**** Data for the task

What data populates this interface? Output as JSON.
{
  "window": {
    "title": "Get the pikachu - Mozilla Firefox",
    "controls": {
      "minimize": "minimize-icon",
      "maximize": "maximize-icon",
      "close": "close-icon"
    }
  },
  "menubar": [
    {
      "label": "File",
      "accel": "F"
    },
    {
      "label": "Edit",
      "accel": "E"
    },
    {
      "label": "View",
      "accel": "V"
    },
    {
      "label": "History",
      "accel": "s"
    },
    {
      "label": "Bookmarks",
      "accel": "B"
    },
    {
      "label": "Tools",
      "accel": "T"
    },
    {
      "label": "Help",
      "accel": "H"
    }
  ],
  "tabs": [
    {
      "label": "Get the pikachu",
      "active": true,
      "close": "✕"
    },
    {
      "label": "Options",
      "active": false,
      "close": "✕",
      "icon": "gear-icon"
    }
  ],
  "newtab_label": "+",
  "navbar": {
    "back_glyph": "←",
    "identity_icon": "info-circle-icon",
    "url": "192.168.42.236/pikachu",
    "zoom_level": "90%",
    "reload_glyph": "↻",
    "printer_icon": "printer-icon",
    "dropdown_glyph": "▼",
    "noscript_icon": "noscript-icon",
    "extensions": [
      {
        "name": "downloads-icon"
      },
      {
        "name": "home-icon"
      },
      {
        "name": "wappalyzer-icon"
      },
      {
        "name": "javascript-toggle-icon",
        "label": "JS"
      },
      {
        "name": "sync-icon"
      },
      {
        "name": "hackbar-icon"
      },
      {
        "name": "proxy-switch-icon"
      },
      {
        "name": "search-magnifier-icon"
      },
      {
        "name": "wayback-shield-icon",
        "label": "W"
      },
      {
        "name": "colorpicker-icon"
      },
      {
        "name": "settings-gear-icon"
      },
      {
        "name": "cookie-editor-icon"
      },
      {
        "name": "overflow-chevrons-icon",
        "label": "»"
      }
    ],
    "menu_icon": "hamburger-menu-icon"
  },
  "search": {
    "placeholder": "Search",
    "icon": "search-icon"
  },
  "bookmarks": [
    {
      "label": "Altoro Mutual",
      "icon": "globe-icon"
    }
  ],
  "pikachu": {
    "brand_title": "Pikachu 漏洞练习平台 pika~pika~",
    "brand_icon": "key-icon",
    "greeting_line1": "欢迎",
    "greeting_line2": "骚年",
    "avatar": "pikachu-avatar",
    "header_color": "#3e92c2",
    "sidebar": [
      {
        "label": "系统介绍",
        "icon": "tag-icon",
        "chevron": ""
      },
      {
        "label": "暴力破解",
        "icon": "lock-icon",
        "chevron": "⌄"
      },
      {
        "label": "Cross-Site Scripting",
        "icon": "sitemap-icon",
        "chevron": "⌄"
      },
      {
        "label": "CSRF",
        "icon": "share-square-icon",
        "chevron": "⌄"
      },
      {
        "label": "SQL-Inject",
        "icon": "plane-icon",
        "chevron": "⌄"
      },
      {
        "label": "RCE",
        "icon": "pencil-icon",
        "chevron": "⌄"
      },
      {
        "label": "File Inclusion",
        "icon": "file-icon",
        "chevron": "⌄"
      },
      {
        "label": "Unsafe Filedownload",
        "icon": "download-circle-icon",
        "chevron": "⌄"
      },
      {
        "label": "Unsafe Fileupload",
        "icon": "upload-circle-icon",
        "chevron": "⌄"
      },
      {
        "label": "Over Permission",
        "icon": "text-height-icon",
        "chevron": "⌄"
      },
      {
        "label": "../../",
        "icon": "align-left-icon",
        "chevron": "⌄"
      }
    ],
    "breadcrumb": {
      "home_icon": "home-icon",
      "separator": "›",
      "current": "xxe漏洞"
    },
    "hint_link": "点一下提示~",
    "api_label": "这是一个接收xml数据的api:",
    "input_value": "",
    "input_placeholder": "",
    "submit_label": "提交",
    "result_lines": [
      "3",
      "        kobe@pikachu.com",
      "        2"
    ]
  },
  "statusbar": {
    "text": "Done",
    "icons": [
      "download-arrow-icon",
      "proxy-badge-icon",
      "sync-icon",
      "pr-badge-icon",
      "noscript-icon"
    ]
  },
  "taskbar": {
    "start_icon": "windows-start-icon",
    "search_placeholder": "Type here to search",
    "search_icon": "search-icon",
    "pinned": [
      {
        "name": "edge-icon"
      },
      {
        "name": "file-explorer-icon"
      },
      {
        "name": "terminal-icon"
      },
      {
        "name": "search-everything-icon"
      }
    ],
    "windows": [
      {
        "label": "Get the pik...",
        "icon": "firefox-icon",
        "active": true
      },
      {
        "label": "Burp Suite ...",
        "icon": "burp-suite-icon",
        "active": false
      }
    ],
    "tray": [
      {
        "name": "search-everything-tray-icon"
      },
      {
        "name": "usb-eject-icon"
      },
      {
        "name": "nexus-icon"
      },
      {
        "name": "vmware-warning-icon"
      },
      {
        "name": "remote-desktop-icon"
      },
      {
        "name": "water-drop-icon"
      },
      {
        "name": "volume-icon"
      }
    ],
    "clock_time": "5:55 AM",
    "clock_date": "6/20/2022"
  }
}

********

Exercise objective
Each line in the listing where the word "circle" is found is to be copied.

Completed exercise
    "identity_icon": "info-circle-icon",
        "icon": "download-circle-icon",
        "icon": "upload-circle-icon",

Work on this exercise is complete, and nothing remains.